*Aim of the exercise*
Which lines in the records below contain the word "group"? Copy each one out.

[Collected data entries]
◇ ◇ ◇ ◇
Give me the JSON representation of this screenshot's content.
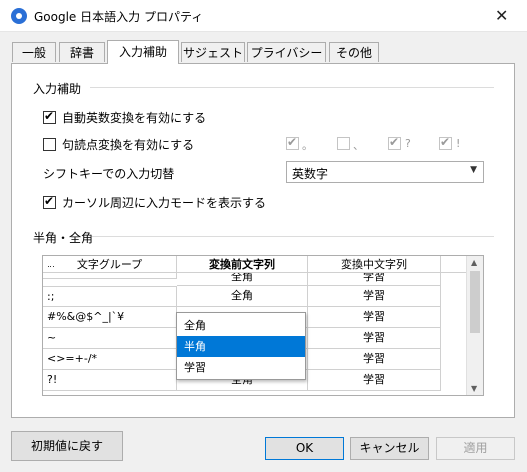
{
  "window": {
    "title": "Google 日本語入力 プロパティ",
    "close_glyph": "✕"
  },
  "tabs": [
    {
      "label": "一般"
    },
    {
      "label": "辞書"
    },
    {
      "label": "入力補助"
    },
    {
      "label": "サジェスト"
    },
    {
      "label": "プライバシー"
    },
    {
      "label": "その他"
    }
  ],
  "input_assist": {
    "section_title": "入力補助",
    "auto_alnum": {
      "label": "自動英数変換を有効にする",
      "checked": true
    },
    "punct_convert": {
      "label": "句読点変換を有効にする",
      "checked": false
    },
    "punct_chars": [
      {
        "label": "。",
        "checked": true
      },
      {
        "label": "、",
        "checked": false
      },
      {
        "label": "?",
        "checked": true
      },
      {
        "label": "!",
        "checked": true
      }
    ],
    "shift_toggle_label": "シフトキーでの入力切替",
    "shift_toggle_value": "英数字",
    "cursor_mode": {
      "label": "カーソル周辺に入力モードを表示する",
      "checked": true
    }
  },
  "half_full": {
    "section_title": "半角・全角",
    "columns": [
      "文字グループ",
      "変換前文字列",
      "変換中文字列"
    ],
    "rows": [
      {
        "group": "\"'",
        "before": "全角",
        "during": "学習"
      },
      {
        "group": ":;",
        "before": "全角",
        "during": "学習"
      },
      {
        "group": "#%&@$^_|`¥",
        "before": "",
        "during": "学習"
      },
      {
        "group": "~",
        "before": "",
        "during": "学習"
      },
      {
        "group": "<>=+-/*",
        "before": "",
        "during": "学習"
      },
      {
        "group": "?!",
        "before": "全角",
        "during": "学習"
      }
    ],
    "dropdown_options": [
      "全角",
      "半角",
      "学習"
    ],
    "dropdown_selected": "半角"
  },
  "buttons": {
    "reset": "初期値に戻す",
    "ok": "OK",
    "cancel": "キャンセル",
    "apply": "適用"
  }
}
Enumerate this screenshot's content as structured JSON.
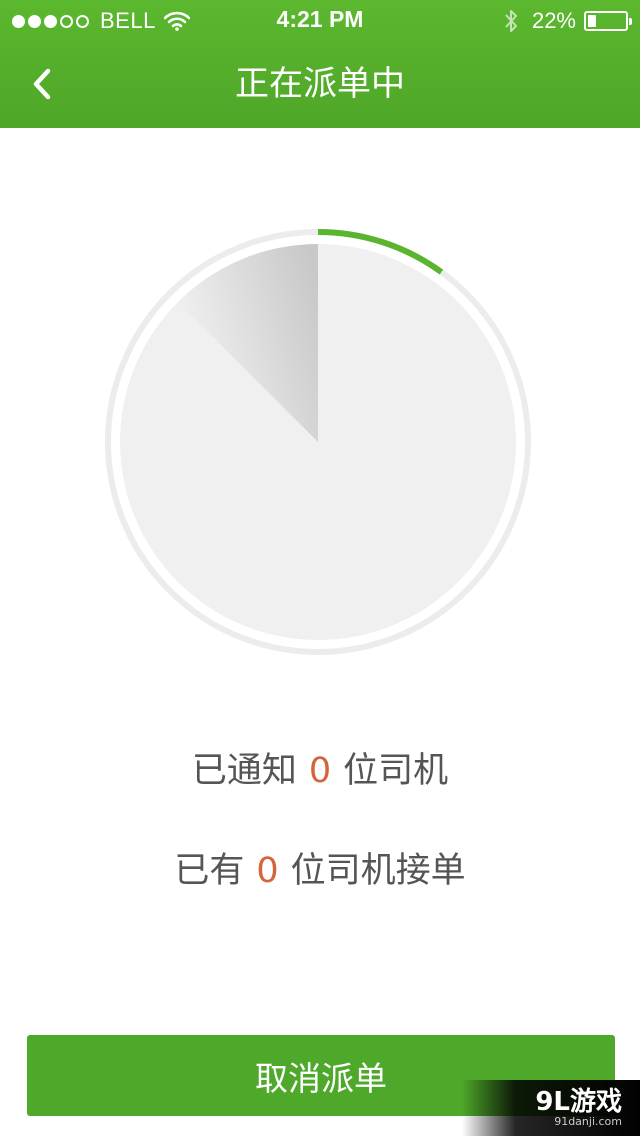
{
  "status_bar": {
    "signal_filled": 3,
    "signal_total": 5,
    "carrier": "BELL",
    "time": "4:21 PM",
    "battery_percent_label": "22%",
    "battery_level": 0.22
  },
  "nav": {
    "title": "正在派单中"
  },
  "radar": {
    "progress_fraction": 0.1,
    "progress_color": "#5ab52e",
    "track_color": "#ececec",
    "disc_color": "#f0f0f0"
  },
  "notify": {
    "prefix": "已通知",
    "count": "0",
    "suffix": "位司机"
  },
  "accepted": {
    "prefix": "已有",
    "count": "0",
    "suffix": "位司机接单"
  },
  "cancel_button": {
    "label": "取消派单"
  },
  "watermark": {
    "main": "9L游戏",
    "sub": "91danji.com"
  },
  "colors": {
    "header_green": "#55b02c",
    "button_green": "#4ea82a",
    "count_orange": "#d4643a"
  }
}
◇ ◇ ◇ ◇
*Response for this exercise*
        "group": "\"'",
        "group": ":;",
        "group": "#%&@$^_|`¥",
        "group": "~",
        "group": "<>=+-/*",
        "group": "?!",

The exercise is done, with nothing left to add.